Lies and Consequences

This post was written by Viveca Monahan

People sometimes lie in subtle ways. These lies aren’t meant to deceive others. In fact they aren’t even voiced, but are pretenses we create for ourselves when we would rather not face what’s actually there.  They happen in a flash. Indeed had I not decided to capture my own inner fibbing I may not have noticed I was doing it. So I conducted an investigation to catch me in the act of pretending what I didn’t know. Here are my findings.

  • First thing in the morning I may have seen clumps in the kitty litter box under the bathroom sink, but I promptly blocked it from my mind. Ten minutes later my husband noticed those same clumps and he cleaned out the cat box.
  • Later I visited the grocery store. There was a homeless woman who always sits outside the east door selling a local newspaper. I pretended I didn’t notice her sitting there as I entered through the west door.
  • That evening when leaving my seat at the movie theater I pretended not to notice that I was leaving my half-eaten bag of popcorn, which had fallen onto its side under my seat.

In reviewing my deceptions I found they had certain commonalities:

  • There were no witnesses.
  • I was not consciously trying to deceive.
  • My subtle pretenses arose out of my innate laziness.
  • There would be consequences for someone else because of my laziness.

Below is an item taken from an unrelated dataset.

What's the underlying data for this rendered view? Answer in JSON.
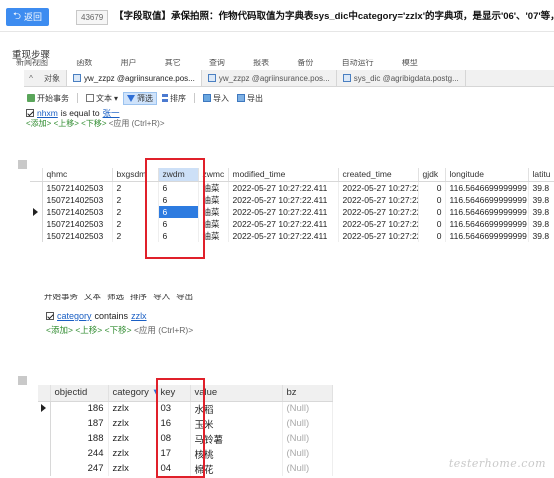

I observed other times I pretended not to know things. Like leaving lights on downstairs, pouring clean water down the drain, and allowing the wrong kind of plastic in the recycle bin.

I could have gotten away with it all had it not been for the third question in my Naikan practice: What troubles and difficulties have I caused?  On this one day my husband had to clean the cat box. The homeless woman was cheated out of a sale, and the movie theater attendant cleaned up my popcorn mess.    While reflecting on the day, I realized that regardless of the actual impact, I was causing trouble for others throughout the day, and it was all compounded by me pretending that I wasn’t.

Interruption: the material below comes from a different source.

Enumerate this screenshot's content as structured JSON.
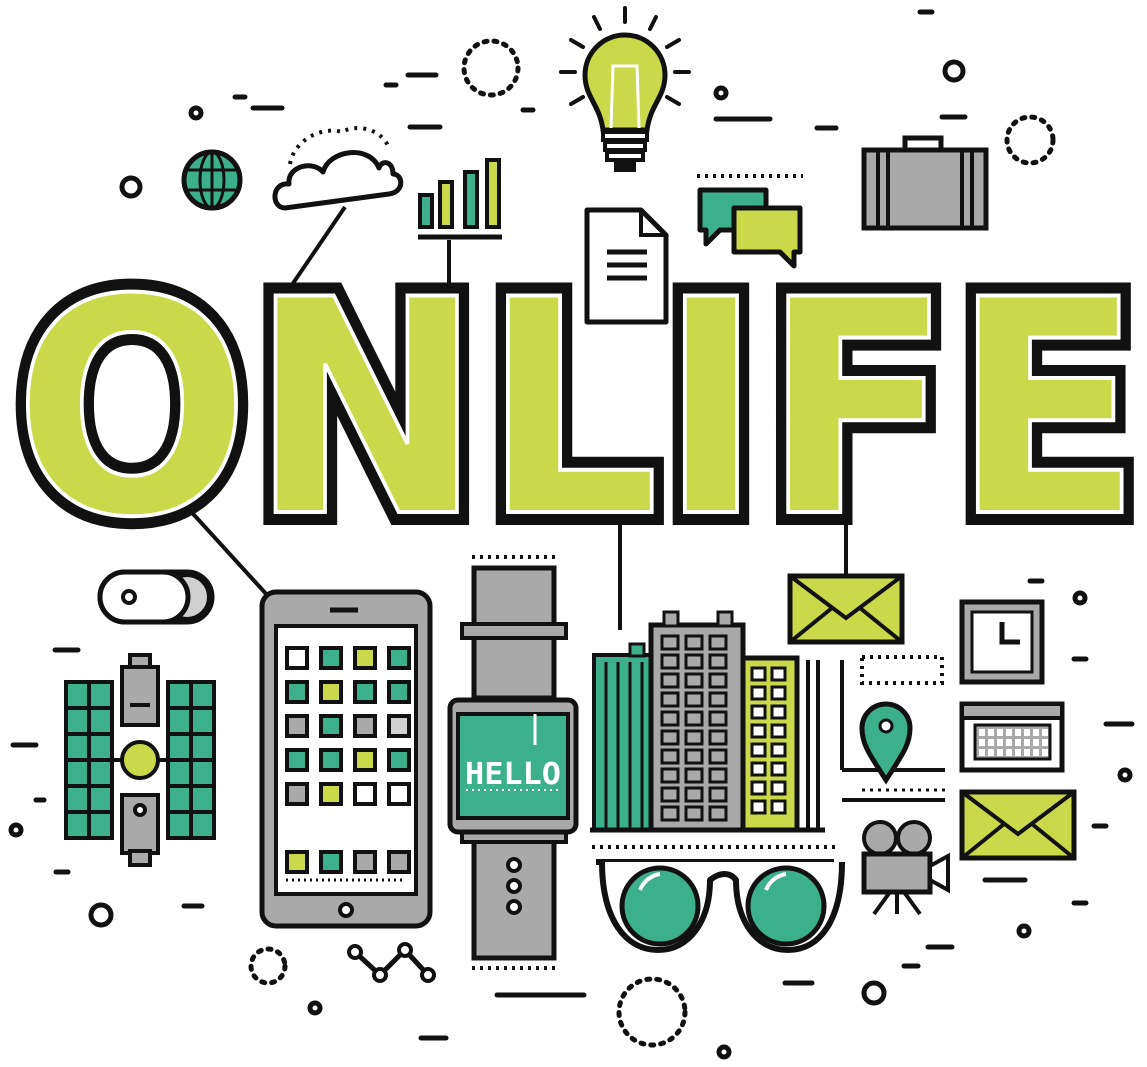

Reflecting in a more global way, I wonder how half the country is so shocked about the opinions and beliefs of the other half. What have we all along pretended not to know?


This image is available for use on the Web under a Creative Commons 2.0 license with a link next to the photo pointing to as follows:Photo © 2010 J. Ronald Lee.